There’s another class of cards that I don’t play in Alesha and I don’t think you should either: Cards with attack triggers. While cards like Ankle Shanker and Coastline Marauders might look very tempting for an aggressive Alesha build, these cards do basically nothing when brought onto the battlefield with Alesha’s trigger. When Alesha brings back a creature, it’s attacking, yes, but it didn’t attack. A trigger that says “When CARDNAME attacks” only triggers when that creature is declared as an attacker, but we’ve already declared attackers before the creature entered the battlefield and so that trigger won’t happen this turn, so such cards would need to survive a trip around the table to get their full value, which makes them not great for Alesha. 

It’s important to note that “attacks and isn’t blocked” triggers don’t work the same way, however. These triggers will trigger when the creature is attacking and no blockers are assigned to it in the declare blockers step. They don’t require the creature to have been declared as an attacker like the other triggers and so they’re fully Alesha-compatible. This gives us more fun options for Alesha like Bone Dancer and Goblin Grenadiers.

Alesha’s Amazing Automata!

Commander (1)
Creatures (30)
Artifacts (14)
Enchantments (10)
Planeswalkers (1)
Instants (4)
Sorceries (4)
Lands (36)

How my Deck Plays

We’re getting on to the end of this week’s article, but I’d like to walk you all through some of my favorite cards and lines of play in my Alesha deck before we wrap up.

My deck has an artifact theme, specifically in terms of accumulating treasure tokens, so I often close out the game by just machine-gunning down my opponents with Marionette Master and a pile of treasure tokens. All the better if she’s equipped with Cranial Plating for extra oomph. 

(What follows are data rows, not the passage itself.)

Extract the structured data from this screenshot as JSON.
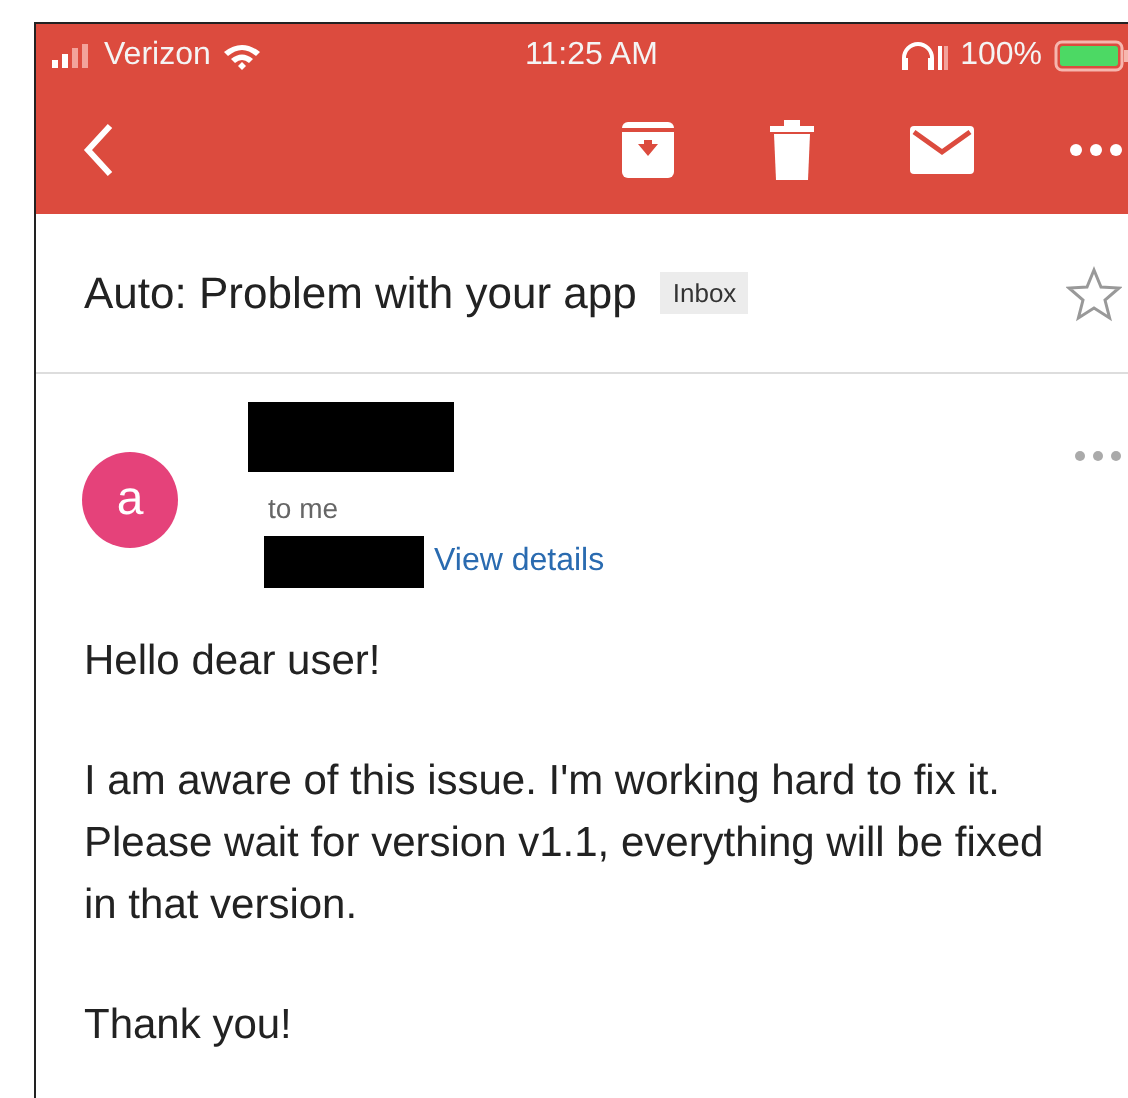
{
  "status_bar": {
    "carrier": "Verizon",
    "time": "11:25 AM",
    "battery": "100%"
  },
  "toolbar": {
    "actions": [
      {
        "kind": "archive"
      },
      {
        "kind": "delete"
      },
      {
        "kind": "mail"
      },
      {
        "kind": "more"
      }
    ]
  },
  "subject": {
    "title": "Auto: Problem with your app",
    "label": "Inbox",
    "starred": false
  },
  "message": {
    "avatar_letter": "a",
    "recipient": "to me",
    "details_link": "View details",
    "body": [
      "Hello dear user!",
      "I am aware of this issue. I'm working hard to fix it. Please wait for version v1.1, everything will be fixed in that version.",
      "Thank you!"
    ]
  }
}
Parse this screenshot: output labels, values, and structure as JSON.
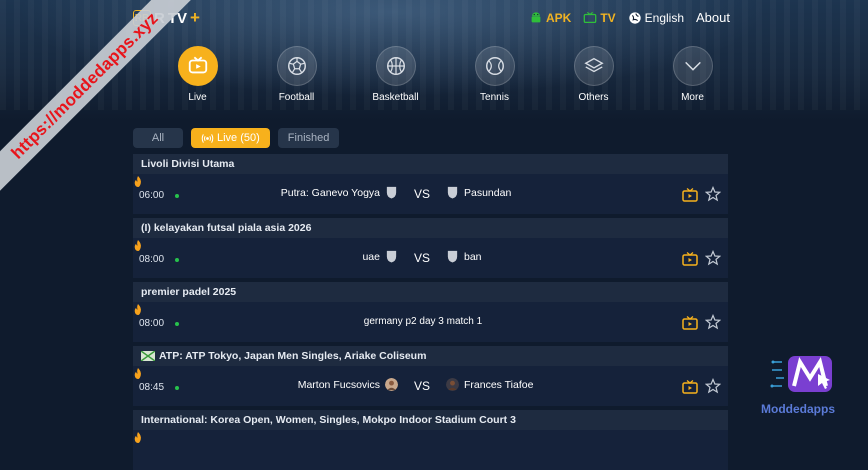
{
  "brand": {
    "badge": "RB",
    "name": "R",
    "name_suffix": "TV",
    "plus": "+"
  },
  "toplinks": {
    "apk": "APK",
    "tv": "TV",
    "language": "English",
    "about": "About"
  },
  "categories": [
    {
      "label": "Live",
      "icon": "live-tv-icon",
      "active": true
    },
    {
      "label": "Football",
      "icon": "football-icon"
    },
    {
      "label": "Basketball",
      "icon": "basketball-icon"
    },
    {
      "label": "Tennis",
      "icon": "tennis-icon"
    },
    {
      "label": "Others",
      "icon": "layers-icon"
    },
    {
      "label": "More",
      "icon": "chevron-down-icon"
    }
  ],
  "filters": {
    "all": "All",
    "live": "Live (50)",
    "finished": "Finished"
  },
  "leagues": [
    {
      "title": "Livoli Divisi Utama",
      "match": {
        "time": "06:00",
        "home": "Putra: Ganevo Yogya",
        "vs": "VS",
        "away": "Pasundan"
      }
    },
    {
      "title": "(I) kelayakan futsal piala asia 2026",
      "match": {
        "time": "08:00",
        "home": "uae",
        "vs": "VS",
        "away": "ban"
      }
    },
    {
      "title": "premier padel 2025",
      "match": {
        "time": "08:00",
        "event": "germany p2 day 3 match 1"
      }
    },
    {
      "title": "ATP: ATP Tokyo, Japan Men Singles, Ariake Coliseum",
      "match": {
        "time": "08:45",
        "home": "Marton Fucsovics",
        "vs": "VS",
        "away": "Frances Tiafoe"
      }
    },
    {
      "title": "International: Korea Open, Women, Singles, Mokpo Indoor Stadium Court 3"
    }
  ],
  "watermark": {
    "url": "https://moddedapps.xyz",
    "brand": "Moddedapps"
  },
  "colors": {
    "accent": "#f7b11c",
    "live_dot": "#27c24c",
    "background": "#0f1b2d"
  }
}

Shrieking Mogg is an innocuous-looking card that’s been in my build since its inception, and it’s been an all-star for the entire run. This dinky little Goblin turns into an utter powerhouse when it’s brought in during combat to tap down all possible blockers for my already attacking creatures.

Valakut Exploration is everything this deck ever wanted in an impulse draw enchantment. Cards like Outpost Siege always left cards stranded in exile and out of Alesha’s reach, but Valakut Awakening dumps cards I don’t play back into my graveyard, where they belong. Firja, Judge of Valor has been doing a ton of work lately too, providing both card advantage and graveyard stocking all while having a solid two-power body. I’ve also been having a ton of fun with Tibalt, Cosmic Impostor. I would never think to run a 7-CMC planeswalker by itself in a deck like this, but when it’s on the back of a solid two-power creature, it’s so much more playable. Not only can Alesha get Valki, God of Lies back into play, I have plenty of ways to cast Tibs from the graveyard directly for late-game shenanigans.

Death Smiles Back

In summary, Alesha is amazing and you really should try out an Alesha deck if you’re looking for something fun and graveyard-y. There are so many ways to build her. I’ve seen about five different tribal versions, a life-gain version, a hatebears version, even just a Mardu/Tarki flavor build. She’s a great, flexible commander and there are probably no two Alesha decks out there that are the same. I hope that this article has helped you to understand my love for Alesha and maybe made you love her a bit more too.

I’ll be back again in two weeks with another rules-focused deep dive on a complicated commander. If you have any comments or suggestions, leave them below or contact me on twitter @JqlGirl. Take care all, and enjoy the rest of the awesome Time Spiral Remastered previews!



Charlotte Sable

Charlotte Sable

Charlotte has been playing Magic since 1994 and a Magic judge since 2009. She has previously written for Cranial Insertion and her own Q&A blog at magicjudge.tumblr.com. She is also a member of the Commander Advisory Group.